Print out the full material below, exact in every line, with no images included.

-- Data extract follows --

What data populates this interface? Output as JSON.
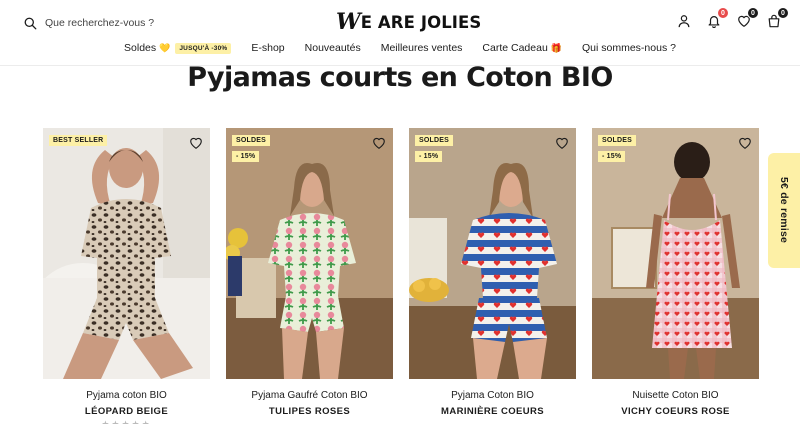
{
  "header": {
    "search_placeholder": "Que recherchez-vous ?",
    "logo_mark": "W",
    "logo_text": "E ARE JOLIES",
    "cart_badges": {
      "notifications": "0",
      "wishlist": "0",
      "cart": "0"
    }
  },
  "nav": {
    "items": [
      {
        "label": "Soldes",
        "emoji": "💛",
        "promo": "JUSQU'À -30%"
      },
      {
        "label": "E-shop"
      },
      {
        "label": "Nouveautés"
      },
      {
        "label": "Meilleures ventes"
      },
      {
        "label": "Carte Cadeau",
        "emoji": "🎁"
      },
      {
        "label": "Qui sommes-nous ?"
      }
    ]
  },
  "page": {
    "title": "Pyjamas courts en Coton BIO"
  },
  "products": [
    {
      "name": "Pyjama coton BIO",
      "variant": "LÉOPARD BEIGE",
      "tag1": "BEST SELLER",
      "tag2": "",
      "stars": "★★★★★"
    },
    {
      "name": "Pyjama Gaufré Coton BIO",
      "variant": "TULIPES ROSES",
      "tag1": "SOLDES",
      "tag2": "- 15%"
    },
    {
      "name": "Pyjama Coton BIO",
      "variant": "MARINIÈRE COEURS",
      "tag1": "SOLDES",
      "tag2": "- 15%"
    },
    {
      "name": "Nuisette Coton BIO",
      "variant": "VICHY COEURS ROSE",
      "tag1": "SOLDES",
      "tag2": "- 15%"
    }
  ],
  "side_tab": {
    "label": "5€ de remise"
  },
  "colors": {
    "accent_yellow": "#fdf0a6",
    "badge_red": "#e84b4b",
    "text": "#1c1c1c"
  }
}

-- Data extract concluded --

• Written response:
What data populates this interface? Output as JSON.
{
  "header": {
    "search_placeholder": "Que recherchez-vous ?",
    "logo_mark": "W",
    "logo_text": "E ARE JOLIES",
    "cart_badges": {
      "notifications": "0",
      "wishlist": "0",
      "cart": "0"
    }
  },
  "nav": {
    "items": [
      {
        "label": "Soldes",
        "emoji": "💛",
        "promo": "JUSQU'À -30%"
      },
      {
        "label": "E-shop"
      },
      {
        "label": "Nouveautés"
      },
      {
        "label": "Meilleures ventes"
      },
      {
        "label": "Carte Cadeau",
        "emoji": "🎁"
      },
      {
        "label": "Qui sommes-nous ?"
      }
    ]
  },
  "page": {
    "title": "Pyjamas courts en Coton BIO"
  },
  "products": [
    {
      "name": "Pyjama coton BIO",
      "variant": "LÉOPARD BEIGE",
      "tag1": "BEST SELLER",
      "tag2": "",
      "stars": "★★★★★"
    },
    {
      "name": "Pyjama Gaufré Coton BIO",
      "variant": "TULIPES ROSES",
      "tag1": "SOLDES",
      "tag2": "- 15%"
    },
    {
      "name": "Pyjama Coton BIO",
      "variant": "MARINIÈRE COEURS",
      "tag1": "SOLDES",
      "tag2": "- 15%"
    },
    {
      "name": "Nuisette Coton BIO",
      "variant": "VICHY COEURS ROSE",
      "tag1": "SOLDES",
      "tag2": "- 15%"
    }
  ],
  "side_tab": {
    "label": "5€ de remise"
  },
  "colors": {
    "accent_yellow": "#fdf0a6",
    "badge_red": "#e84b4b",
    "text": "#1c1c1c"
  }
}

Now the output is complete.